→ WHAT IS NEEDED
Word for word, print all of the lines below.

→ SUPPLIED RECORDS
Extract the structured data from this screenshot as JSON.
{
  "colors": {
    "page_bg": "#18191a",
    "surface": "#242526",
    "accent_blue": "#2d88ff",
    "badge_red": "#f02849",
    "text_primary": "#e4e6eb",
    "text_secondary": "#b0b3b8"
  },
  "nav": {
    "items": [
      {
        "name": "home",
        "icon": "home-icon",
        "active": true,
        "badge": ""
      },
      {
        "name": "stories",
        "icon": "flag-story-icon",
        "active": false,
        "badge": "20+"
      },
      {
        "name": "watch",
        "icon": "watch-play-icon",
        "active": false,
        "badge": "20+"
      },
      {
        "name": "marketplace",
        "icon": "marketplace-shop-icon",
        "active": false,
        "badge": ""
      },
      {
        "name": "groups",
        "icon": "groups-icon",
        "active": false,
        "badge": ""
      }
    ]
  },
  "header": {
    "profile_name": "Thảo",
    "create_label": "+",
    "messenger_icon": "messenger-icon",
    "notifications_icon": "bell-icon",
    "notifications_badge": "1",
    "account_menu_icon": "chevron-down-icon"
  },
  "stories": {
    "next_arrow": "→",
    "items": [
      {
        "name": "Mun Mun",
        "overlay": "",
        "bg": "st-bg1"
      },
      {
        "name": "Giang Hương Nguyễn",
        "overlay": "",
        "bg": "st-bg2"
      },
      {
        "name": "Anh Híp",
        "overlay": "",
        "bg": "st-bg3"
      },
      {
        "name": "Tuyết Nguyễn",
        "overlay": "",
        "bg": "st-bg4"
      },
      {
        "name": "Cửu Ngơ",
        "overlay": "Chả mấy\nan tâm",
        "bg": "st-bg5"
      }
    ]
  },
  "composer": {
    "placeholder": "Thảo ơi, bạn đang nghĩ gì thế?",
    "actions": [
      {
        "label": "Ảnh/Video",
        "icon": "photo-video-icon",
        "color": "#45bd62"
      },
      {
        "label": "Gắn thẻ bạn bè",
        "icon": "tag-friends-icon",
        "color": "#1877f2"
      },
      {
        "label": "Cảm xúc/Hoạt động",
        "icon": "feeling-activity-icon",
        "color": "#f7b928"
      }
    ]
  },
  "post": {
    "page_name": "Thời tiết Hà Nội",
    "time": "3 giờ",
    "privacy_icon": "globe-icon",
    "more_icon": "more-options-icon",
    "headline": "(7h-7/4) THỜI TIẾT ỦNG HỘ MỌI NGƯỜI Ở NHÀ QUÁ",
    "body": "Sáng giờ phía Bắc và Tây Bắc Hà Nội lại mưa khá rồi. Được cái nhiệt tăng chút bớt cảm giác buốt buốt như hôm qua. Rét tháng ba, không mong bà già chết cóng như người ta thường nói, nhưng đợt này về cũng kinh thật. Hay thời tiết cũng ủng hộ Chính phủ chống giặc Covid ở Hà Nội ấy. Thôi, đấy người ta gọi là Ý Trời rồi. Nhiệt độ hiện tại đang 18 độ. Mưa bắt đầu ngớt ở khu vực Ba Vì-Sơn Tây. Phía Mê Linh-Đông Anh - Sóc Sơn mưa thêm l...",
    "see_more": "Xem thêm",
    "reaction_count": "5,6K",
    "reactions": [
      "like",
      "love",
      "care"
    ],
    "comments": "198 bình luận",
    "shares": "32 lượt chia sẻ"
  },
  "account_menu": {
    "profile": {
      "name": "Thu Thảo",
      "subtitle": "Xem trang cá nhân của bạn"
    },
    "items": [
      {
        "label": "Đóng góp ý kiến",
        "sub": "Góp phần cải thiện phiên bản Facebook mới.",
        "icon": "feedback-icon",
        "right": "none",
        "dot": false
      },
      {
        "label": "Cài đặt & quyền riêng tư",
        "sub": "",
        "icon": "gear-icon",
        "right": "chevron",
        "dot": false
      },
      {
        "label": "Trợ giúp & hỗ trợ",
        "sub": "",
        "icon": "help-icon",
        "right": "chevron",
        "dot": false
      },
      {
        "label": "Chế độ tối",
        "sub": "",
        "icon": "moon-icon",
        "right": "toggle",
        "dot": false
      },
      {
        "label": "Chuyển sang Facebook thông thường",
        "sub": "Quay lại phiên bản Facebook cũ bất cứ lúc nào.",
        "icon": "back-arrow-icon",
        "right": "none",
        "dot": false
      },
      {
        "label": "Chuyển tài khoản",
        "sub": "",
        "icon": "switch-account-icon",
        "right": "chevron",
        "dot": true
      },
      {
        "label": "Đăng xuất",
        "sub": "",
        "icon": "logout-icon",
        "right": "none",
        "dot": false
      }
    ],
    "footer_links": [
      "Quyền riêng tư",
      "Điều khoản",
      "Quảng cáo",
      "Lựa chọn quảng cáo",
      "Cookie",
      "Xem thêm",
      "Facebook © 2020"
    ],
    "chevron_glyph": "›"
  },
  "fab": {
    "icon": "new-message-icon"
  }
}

→ REPLY TO THE TASK
Extract the structured data from this screenshot as JSON.
{
  "colors": {
    "page_bg": "#18191a",
    "surface": "#242526",
    "accent_blue": "#2d88ff",
    "badge_red": "#f02849",
    "text_primary": "#e4e6eb",
    "text_secondary": "#b0b3b8"
  },
  "nav": {
    "items": [
      {
        "name": "home",
        "icon": "home-icon",
        "active": true,
        "badge": ""
      },
      {
        "name": "stories",
        "icon": "flag-story-icon",
        "active": false,
        "badge": "20+"
      },
      {
        "name": "watch",
        "icon": "watch-play-icon",
        "active": false,
        "badge": "20+"
      },
      {
        "name": "marketplace",
        "icon": "marketplace-shop-icon",
        "active": false,
        "badge": ""
      },
      {
        "name": "groups",
        "icon": "groups-icon",
        "active": false,
        "badge": ""
      }
    ]
  },
  "header": {
    "profile_name": "Thảo",
    "create_label": "+",
    "messenger_icon": "messenger-icon",
    "notifications_icon": "bell-icon",
    "notifications_badge": "1",
    "account_menu_icon": "chevron-down-icon"
  },
  "stories": {
    "next_arrow": "→",
    "items": [
      {
        "name": "Mun Mun",
        "overlay": "",
        "bg": "st-bg1"
      },
      {
        "name": "Giang Hương Nguyễn",
        "overlay": "",
        "bg": "st-bg2"
      },
      {
        "name": "Anh Híp",
        "overlay": "",
        "bg": "st-bg3"
      },
      {
        "name": "Tuyết Nguyễn",
        "overlay": "",
        "bg": "st-bg4"
      },
      {
        "name": "Cửu Ngơ",
        "overlay": "Chả mấy\nan tâm",
        "bg": "st-bg5"
      }
    ]
  },
  "composer": {
    "placeholder": "Thảo ơi, bạn đang nghĩ gì thế?",
    "actions": [
      {
        "label": "Ảnh/Video",
        "icon": "photo-video-icon",
        "color": "#45bd62"
      },
      {
        "label": "Gắn thẻ bạn bè",
        "icon": "tag-friends-icon",
        "color": "#1877f2"
      },
      {
        "label": "Cảm xúc/Hoạt động",
        "icon": "feeling-activity-icon",
        "color": "#f7b928"
      }
    ]
  },
  "post": {
    "page_name": "Thời tiết Hà Nội",
    "time": "3 giờ",
    "privacy_icon": "globe-icon",
    "more_icon": "more-options-icon",
    "headline": "(7h-7/4) THỜI TIẾT ỦNG HỘ MỌI NGƯỜI Ở NHÀ QUÁ",
    "body": "Sáng giờ phía Bắc và Tây Bắc Hà Nội lại mưa khá rồi. Được cái nhiệt tăng chút bớt cảm giác buốt buốt như hôm qua. Rét tháng ba, không mong bà già chết cóng như người ta thường nói, nhưng đợt này về cũng kinh thật. Hay thời tiết cũng ủng hộ Chính phủ chống giặc Covid ở Hà Nội ấy. Thôi, đấy người ta gọi là Ý Trời rồi. Nhiệt độ hiện tại đang 18 độ. Mưa bắt đầu ngớt ở khu vực Ba Vì-Sơn Tây. Phía Mê Linh-Đông Anh - Sóc Sơn mưa thêm l...",
    "see_more": "Xem thêm",
    "reaction_count": "5,6K",
    "reactions": [
      "like",
      "love",
      "care"
    ],
    "comments": "198 bình luận",
    "shares": "32 lượt chia sẻ"
  },
  "account_menu": {
    "profile": {
      "name": "Thu Thảo",
      "subtitle": "Xem trang cá nhân của bạn"
    },
    "items": [
      {
        "label": "Đóng góp ý kiến",
        "sub": "Góp phần cải thiện phiên bản Facebook mới.",
        "icon": "feedback-icon",
        "right": "none",
        "dot": false
      },
      {
        "label": "Cài đặt & quyền riêng tư",
        "sub": "",
        "icon": "gear-icon",
        "right": "chevron",
        "dot": false
      },
      {
        "label": "Trợ giúp & hỗ trợ",
        "sub": "",
        "icon": "help-icon",
        "right": "chevron",
        "dot": false
      },
      {
        "label": "Chế độ tối",
        "sub": "",
        "icon": "moon-icon",
        "right": "toggle",
        "dot": false
      },
      {
        "label": "Chuyển sang Facebook thông thường",
        "sub": "Quay lại phiên bản Facebook cũ bất cứ lúc nào.",
        "icon": "back-arrow-icon",
        "right": "none",
        "dot": false
      },
      {
        "label": "Chuyển tài khoản",
        "sub": "",
        "icon": "switch-account-icon",
        "right": "chevron",
        "dot": true
      },
      {
        "label": "Đăng xuất",
        "sub": "",
        "icon": "logout-icon",
        "right": "none",
        "dot": false
      }
    ],
    "footer_links": [
      "Quyền riêng tư",
      "Điều khoản",
      "Quảng cáo",
      "Lựa chọn quảng cáo",
      "Cookie",
      "Xem thêm",
      "Facebook © 2020"
    ],
    "chevron_glyph": "›"
  },
  "fab": {
    "icon": "new-message-icon"
  }
}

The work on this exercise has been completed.